List every line in this data where the string "casino" occurs.

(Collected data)
---*---

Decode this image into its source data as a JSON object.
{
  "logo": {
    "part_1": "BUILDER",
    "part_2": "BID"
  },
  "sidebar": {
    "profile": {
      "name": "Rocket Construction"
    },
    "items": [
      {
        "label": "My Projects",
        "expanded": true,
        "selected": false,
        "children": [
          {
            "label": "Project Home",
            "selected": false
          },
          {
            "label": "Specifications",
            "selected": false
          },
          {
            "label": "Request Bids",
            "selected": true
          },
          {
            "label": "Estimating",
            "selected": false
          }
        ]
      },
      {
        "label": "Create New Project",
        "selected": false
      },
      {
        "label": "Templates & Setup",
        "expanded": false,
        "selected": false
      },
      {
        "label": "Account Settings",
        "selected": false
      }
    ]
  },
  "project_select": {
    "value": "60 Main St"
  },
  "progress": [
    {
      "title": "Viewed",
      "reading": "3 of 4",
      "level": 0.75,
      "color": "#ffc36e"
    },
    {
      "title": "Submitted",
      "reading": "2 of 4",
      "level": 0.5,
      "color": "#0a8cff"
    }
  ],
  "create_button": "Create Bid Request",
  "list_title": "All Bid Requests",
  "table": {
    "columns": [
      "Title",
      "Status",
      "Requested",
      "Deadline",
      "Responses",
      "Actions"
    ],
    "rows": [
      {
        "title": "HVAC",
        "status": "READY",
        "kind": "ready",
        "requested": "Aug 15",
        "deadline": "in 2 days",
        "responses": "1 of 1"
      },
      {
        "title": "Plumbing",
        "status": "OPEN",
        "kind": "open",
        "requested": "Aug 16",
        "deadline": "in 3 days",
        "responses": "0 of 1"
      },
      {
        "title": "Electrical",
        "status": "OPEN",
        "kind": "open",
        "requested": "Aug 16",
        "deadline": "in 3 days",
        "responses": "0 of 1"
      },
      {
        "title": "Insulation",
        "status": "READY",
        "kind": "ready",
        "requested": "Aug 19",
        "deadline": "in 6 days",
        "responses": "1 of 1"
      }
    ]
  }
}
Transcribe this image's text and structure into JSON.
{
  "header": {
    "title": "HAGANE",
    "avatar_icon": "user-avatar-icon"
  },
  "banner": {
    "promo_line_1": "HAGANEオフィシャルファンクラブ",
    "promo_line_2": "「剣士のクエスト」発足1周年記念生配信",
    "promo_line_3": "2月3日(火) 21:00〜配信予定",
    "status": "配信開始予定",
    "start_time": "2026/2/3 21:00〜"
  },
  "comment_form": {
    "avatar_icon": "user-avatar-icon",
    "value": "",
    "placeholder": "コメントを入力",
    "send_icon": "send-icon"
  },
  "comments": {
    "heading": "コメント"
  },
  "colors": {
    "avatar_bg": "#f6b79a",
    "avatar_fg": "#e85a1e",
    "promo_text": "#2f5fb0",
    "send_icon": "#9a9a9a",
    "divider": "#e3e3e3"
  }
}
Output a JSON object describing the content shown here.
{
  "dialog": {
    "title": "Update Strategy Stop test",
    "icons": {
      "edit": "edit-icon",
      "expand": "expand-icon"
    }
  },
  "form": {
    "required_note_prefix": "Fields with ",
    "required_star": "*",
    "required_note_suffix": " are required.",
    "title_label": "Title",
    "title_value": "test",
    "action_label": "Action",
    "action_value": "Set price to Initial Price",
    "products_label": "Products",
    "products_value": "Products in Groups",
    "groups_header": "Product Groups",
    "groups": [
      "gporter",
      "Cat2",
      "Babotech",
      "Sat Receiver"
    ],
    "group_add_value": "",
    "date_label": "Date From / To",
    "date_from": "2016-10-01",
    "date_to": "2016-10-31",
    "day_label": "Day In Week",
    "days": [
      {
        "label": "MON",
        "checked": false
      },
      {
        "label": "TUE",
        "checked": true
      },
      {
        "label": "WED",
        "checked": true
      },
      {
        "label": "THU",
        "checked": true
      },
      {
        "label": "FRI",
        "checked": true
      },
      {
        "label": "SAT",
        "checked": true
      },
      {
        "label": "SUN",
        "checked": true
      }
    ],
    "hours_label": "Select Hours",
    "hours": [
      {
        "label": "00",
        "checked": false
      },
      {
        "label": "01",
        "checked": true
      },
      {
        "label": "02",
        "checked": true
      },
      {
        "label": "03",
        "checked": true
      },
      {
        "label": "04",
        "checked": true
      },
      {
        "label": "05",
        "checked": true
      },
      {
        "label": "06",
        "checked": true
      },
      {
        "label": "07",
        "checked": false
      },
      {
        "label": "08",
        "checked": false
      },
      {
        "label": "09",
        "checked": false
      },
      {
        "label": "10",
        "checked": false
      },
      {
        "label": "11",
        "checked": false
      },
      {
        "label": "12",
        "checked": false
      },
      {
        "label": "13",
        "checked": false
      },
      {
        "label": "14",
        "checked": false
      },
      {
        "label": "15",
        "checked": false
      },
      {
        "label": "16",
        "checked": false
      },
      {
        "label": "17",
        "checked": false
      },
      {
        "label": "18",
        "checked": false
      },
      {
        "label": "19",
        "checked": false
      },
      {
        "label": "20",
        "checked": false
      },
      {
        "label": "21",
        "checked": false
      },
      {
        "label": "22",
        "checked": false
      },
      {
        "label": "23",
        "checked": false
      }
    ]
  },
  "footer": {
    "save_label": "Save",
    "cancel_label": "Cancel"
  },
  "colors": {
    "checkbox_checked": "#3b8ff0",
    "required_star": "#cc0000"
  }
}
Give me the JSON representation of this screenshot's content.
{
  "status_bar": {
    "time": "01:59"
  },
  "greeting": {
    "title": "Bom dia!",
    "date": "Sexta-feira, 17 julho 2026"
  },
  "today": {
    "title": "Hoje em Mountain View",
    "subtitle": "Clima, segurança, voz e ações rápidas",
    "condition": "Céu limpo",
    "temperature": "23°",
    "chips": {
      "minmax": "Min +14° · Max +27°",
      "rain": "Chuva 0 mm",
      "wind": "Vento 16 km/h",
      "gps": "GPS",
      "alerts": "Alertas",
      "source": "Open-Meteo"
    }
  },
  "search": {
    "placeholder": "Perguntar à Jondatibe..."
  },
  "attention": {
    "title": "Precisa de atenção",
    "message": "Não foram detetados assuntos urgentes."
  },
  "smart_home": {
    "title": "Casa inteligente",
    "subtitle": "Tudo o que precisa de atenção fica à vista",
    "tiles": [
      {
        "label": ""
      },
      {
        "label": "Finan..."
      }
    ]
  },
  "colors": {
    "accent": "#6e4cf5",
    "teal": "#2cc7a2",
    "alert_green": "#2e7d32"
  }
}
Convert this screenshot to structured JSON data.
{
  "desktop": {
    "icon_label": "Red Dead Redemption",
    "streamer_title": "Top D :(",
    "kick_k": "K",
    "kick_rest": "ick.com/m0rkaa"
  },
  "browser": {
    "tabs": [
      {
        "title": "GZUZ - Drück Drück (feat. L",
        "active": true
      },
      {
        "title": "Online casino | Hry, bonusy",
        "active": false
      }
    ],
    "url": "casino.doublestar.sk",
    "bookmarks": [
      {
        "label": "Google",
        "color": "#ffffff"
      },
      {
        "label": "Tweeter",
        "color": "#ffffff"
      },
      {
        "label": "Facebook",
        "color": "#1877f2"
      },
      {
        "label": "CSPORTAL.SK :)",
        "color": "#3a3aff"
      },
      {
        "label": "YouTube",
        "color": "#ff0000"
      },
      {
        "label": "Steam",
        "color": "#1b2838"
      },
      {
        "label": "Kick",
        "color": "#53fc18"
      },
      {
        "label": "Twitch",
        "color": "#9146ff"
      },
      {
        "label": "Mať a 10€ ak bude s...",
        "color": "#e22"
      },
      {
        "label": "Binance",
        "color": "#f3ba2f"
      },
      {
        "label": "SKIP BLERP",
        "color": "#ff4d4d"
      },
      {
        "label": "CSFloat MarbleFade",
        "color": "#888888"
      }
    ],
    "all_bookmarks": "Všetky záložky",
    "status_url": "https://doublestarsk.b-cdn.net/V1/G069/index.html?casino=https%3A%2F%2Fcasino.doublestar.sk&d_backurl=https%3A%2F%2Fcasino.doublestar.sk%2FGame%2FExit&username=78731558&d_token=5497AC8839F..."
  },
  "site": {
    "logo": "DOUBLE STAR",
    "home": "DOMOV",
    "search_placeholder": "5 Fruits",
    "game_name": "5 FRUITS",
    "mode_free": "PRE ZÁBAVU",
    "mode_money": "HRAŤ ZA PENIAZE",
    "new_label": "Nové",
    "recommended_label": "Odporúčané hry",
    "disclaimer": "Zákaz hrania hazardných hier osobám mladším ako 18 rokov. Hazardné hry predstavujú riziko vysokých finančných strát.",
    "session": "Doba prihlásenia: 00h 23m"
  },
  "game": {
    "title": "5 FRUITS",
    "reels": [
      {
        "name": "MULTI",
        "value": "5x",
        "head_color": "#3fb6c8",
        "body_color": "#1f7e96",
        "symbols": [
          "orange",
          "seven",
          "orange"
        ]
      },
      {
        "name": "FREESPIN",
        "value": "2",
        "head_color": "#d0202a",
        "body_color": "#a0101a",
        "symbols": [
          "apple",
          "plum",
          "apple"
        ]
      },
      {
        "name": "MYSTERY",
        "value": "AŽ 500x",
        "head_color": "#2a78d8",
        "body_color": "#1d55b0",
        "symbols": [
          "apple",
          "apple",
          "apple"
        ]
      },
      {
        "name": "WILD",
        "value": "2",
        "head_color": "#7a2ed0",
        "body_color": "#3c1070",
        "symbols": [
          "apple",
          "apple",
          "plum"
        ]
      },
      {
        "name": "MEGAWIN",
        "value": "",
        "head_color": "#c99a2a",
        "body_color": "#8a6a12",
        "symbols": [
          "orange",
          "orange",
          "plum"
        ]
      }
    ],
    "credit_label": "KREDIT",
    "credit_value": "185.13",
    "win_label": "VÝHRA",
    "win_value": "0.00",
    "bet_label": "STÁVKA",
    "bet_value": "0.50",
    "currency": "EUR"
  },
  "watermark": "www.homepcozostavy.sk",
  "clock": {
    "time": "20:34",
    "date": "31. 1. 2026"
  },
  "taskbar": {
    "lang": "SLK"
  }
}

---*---

- _THE COMPLETED TASK_
        "title": "Online casino | Hry, bonusy",
    "url": "casino.doublestar.sk",
    "status_url": "https://doublestarsk.b-cdn.net/V1/G069/index.html?casino=https%3A%2F%2Fcasino.doublestar.sk&d_backurl=https%3A%2F%2Fcasino.doublestar.sk%2FGame%2FExit&username=78731558&d_token=5497AC8839F..."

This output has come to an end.